The maternal grandfather of our subject was also a botanist of Ayrshire, a student in his earlier years of Sir Joseph Banks.
James had a plain English education, with a smattering of the classics; was a nurseryman gardener and florist, in his younger years; in 1842 came to America, and was for several years in various kinds of business in New York and New Jersey. For awhile he was a florist in New York; subsequently had the management of the estate and large manufactories of R. L. Colt, deceased, of Patterson. N. J., and a little later was engaged in the lumber and flour traffic in Utica, N. Y.
In 1860, Mr. Goldie settled in Guelph, built a mill and commenced the manufacture of flour; sold that mill a few years afterwards, and rebuilt on another site, on a larger scale, and is now manufacturing about 75,000 or 80,000 barrels per annum. He also handles as much more, not of his own manufacture, finding a ready market mainly in the Maritime Provinces, and Great Britain. No better brands of flour are sent from Ontario, than are manufactured at his mills in Guelph. The Herald of this city thus speaks of this mill:
“Goldie’s Mill is one of the important factors of Guelph’s manufacturing and commercial prosperity, consuming immense quantities of wheat and disbursing large sums annually to our farmers for their grain; in the mill itself, in the cooper shops, and in the various departments of the business employing a large force of work men, it fills a sphere of usefulness and wields a power that accomplishes good to all classes.
“Over and over again it has been characterized as the model flouring mill of Canada, a verdict that facts abundantly sanction.
“Of machinery now in place, the best that the millwright’s art could produce, has been purchased. Six run of stone are busily at work. Three double chests of bolts are performing their duties.

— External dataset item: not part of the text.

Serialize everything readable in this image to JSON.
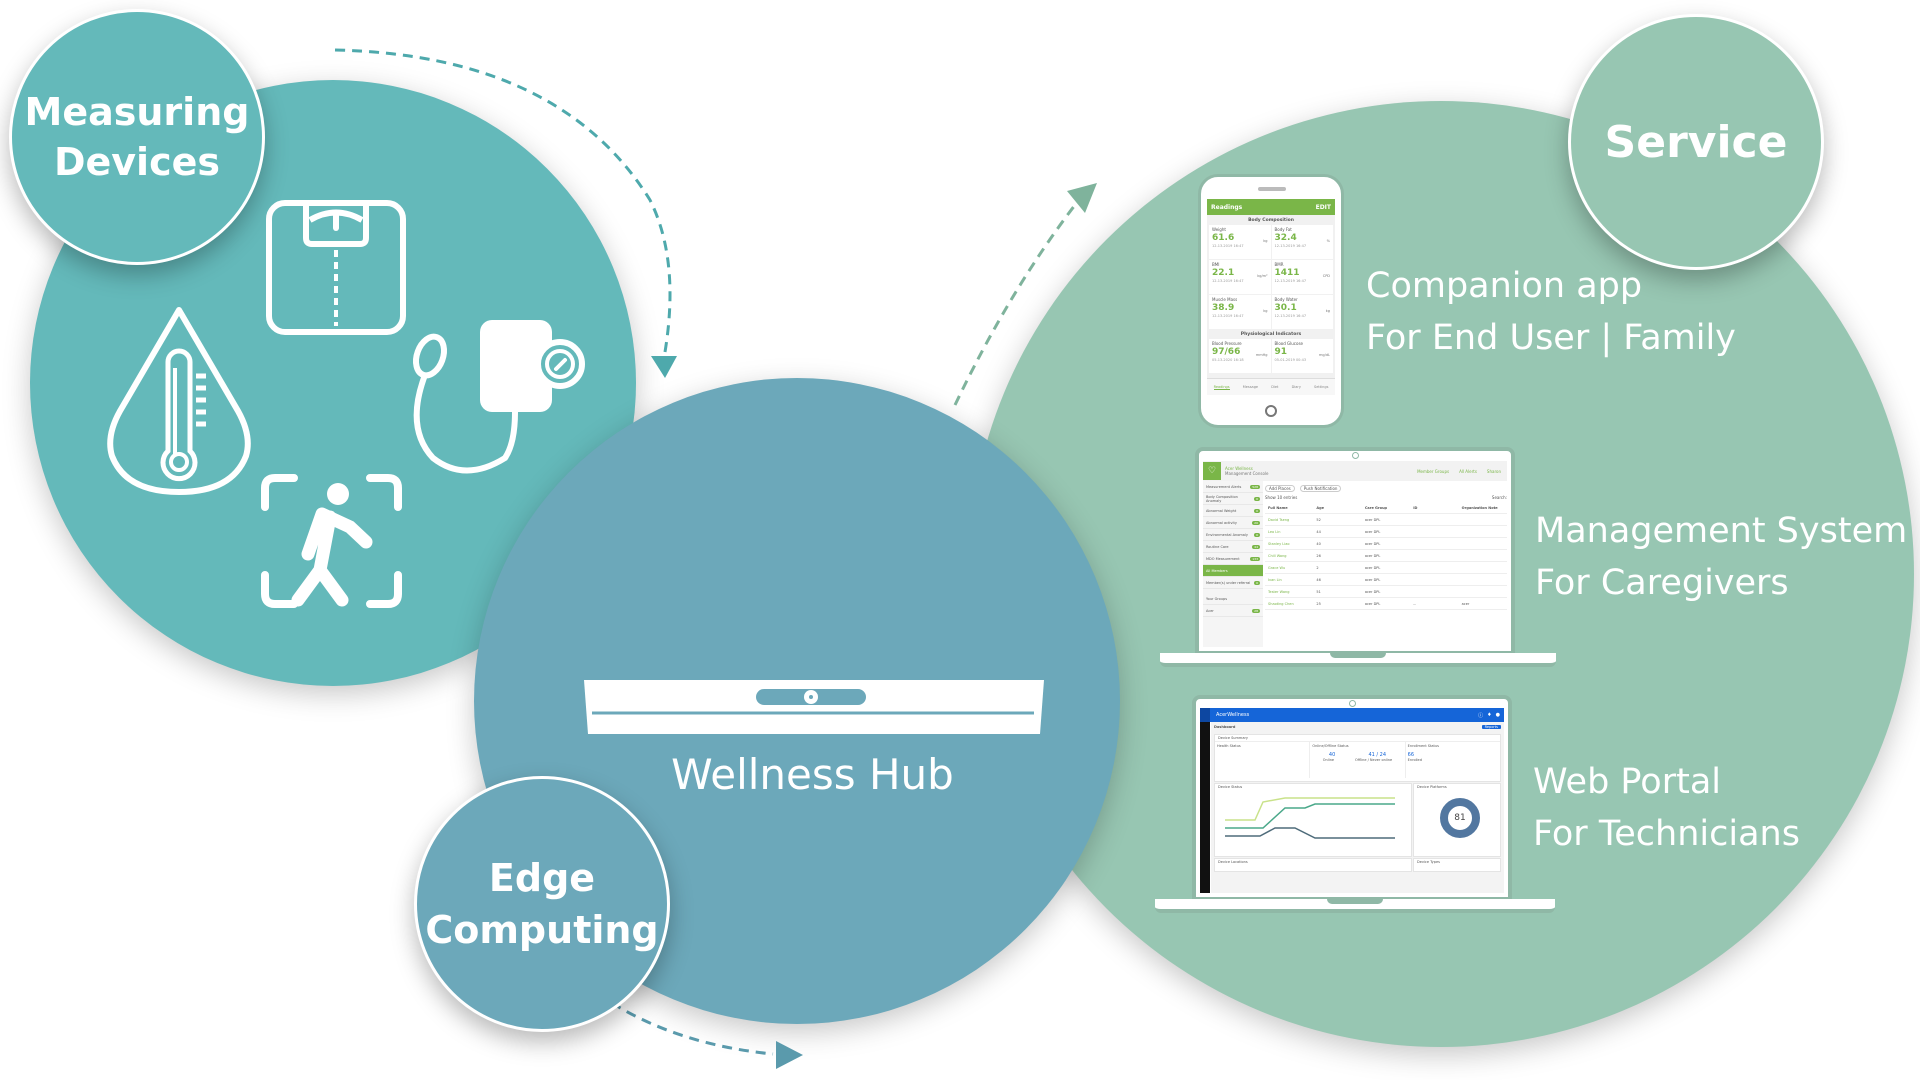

Middlings purifiers, coolers, grain cleaning machinery, packing apparatus all the component parts of a first-class mill are to be seen.
Mr. Goldie is president of the Ontario Millers’ Association, and he is well known among flour manufacturers in Great Britain and the United States, as well as throughout the Dominion of Canada.
He was in the council in the days when Guelph was a town; is one of the license commissioners for the south riding of Wellington, and a director of insurance companies in Guelph and Galt.
He is a Liberal Conservative, and in. 1876, and again in 1878, was the candidate of his party to represent the south riding of Wellington in the House of Commons, but the district is strongly Reform and he was defeated both times.
Mr. Goldie is a member and deacon of the Congregational church; a liberal contributor to church building funds of his own denomination and others, and to religious and charitable institutions generally.
In March, 1848, he married in New York, Miss Frances Owen, a native of Montgomery-shire, Wales, and of eight children, the fruit of this union, five, all sons, are living. Thomas, the eldest, has a family; the others are single. The three oldest are with their father in the milling business.